The buoyant evening’s two biggest lots confirmed the uber market status of Gerhard Richter and Jean-Michel Basquiat, as Richter’s ravishing, large-scale “Abstraktes Bild (889-14)” (2004) sold to the telephone for £8,441,250 ($13,202,115) (est. in excess of £7 million). It carried a so-called third-party guarantee, and that anonymous backer took a cut of the upside, whether or not he actually bought the painting.
The stunning Basquiat “Museum Security (Broadway Meltdown)” (1983) had a different back story. It was the evening’s top lot, selling to Paris dealer John Sayegh-Belchatowski for £9,337,250 ($14,603,459) (est. £7-9 million).
But the 84-by-84 inch, text-rich, expressionist masterwork in acrylic, oilstick and paper collage on canvas had been earlier yanked from a Christie’s New York May 2012 auction after an ugly legal dispute between warring parties; including the London dealer Gerard Faggionato, who sold the painting on behalf of the British aristocrat Lord Edward Spencer-Churchill (a son of the Duke of Marlborough), to New York dealer Alberto Mugrabi. Churchill sued Faggionato and Mugrabi in Federal District Court, claiming the two men had conspired to sell it at an artificially low price.
In any event, the case was settled out of court, and the trio put out a pre-sale press release from Blenheim Palace, noting that Churchill had “unencumbered title to the painting” and that the parties “have stated that they are very happy to have agreed a settlement in relation to this outstanding work.”
It is truly amazing what a valuable painting can do to warring parties, and the way that it was resolved also proved it was largely a much ado about nothing episode in the art world.

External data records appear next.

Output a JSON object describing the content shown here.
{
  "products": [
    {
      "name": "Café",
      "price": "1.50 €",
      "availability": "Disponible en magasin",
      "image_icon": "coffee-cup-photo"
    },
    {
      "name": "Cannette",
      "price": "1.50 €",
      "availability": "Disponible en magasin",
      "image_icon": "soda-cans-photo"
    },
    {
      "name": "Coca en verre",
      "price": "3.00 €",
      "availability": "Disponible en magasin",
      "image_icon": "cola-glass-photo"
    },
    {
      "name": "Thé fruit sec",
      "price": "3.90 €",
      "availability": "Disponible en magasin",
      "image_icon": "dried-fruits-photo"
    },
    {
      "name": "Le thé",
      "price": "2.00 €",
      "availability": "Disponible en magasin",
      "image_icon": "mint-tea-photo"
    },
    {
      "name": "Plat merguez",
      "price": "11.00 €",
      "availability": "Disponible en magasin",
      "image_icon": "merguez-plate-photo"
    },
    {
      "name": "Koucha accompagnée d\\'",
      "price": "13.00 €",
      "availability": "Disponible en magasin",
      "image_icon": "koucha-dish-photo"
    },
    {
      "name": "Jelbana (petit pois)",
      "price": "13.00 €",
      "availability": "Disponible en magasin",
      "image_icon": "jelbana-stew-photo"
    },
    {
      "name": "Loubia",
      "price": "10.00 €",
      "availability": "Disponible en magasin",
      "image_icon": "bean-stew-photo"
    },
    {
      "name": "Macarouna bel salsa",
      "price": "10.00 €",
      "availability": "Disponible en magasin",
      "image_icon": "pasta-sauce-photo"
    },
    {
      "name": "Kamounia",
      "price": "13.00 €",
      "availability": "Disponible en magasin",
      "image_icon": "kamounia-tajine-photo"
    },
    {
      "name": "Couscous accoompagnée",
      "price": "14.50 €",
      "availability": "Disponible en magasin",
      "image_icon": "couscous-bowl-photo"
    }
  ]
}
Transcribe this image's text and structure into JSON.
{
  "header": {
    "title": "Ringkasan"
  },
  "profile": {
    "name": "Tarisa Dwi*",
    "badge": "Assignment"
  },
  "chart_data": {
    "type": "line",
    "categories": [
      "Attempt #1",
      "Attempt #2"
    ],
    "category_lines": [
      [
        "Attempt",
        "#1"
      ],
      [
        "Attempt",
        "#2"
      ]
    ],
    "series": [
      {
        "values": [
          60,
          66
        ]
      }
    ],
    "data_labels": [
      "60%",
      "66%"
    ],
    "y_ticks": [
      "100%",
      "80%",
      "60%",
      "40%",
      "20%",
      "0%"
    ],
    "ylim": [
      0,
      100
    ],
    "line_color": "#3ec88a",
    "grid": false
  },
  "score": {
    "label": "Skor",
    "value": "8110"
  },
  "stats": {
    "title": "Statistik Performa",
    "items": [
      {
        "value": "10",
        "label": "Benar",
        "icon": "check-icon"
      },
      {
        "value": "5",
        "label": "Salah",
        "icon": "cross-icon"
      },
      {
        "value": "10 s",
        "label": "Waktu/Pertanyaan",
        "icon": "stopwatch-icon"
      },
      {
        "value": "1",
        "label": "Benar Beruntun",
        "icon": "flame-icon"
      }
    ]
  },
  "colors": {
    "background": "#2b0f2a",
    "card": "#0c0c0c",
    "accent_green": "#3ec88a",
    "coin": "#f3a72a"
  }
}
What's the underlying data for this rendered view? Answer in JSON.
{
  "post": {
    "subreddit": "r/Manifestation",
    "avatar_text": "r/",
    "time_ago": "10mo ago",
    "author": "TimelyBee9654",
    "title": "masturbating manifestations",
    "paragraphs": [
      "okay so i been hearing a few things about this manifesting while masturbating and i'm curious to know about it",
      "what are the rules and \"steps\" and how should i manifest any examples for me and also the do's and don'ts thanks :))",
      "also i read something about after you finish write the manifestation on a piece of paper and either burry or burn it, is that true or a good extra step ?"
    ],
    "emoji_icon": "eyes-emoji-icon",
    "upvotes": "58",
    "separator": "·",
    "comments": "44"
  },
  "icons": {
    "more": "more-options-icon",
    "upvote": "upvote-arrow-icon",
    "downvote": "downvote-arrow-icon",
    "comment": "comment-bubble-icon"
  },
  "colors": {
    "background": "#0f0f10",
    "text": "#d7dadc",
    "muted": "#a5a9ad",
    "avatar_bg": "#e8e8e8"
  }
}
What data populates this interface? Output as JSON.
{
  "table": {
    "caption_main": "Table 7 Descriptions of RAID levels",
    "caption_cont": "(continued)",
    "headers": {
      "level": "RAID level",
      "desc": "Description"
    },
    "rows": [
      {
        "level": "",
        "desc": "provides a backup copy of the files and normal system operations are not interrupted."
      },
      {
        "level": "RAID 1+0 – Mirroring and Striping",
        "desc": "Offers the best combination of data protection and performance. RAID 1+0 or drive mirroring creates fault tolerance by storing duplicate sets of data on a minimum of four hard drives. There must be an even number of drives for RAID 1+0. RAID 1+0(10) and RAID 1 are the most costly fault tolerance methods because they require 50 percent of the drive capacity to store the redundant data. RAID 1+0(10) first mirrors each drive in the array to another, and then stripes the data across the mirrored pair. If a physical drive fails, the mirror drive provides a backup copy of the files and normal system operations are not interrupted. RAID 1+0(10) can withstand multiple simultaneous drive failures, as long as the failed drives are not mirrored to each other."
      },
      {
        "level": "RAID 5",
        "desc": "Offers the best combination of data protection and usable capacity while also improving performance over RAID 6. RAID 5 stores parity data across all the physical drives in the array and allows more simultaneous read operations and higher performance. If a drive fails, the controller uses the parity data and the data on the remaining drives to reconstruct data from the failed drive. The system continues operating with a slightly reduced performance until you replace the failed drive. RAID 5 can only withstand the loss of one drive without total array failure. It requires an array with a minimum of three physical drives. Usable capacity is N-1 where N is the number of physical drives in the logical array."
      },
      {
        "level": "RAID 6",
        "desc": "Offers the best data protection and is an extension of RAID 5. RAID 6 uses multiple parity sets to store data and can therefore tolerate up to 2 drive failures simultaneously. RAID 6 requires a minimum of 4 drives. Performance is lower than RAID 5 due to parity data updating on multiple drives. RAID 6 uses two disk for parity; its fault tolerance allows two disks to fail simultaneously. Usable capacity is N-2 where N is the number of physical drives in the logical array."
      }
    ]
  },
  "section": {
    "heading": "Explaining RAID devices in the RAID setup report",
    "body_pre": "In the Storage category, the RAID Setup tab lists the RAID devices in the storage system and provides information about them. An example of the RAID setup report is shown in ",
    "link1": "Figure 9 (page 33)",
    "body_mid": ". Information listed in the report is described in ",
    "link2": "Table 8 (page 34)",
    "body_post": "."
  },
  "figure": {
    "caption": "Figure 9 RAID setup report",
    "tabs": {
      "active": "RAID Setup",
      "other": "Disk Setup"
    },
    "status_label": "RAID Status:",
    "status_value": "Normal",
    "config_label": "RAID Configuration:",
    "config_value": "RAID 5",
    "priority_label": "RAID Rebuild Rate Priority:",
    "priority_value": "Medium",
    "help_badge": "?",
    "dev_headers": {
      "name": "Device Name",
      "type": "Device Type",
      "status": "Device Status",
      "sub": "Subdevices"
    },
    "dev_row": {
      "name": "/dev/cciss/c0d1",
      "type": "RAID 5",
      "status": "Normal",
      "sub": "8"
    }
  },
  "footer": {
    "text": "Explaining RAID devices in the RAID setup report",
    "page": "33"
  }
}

The action resumes and winds up the season Thursday evening at Phillips.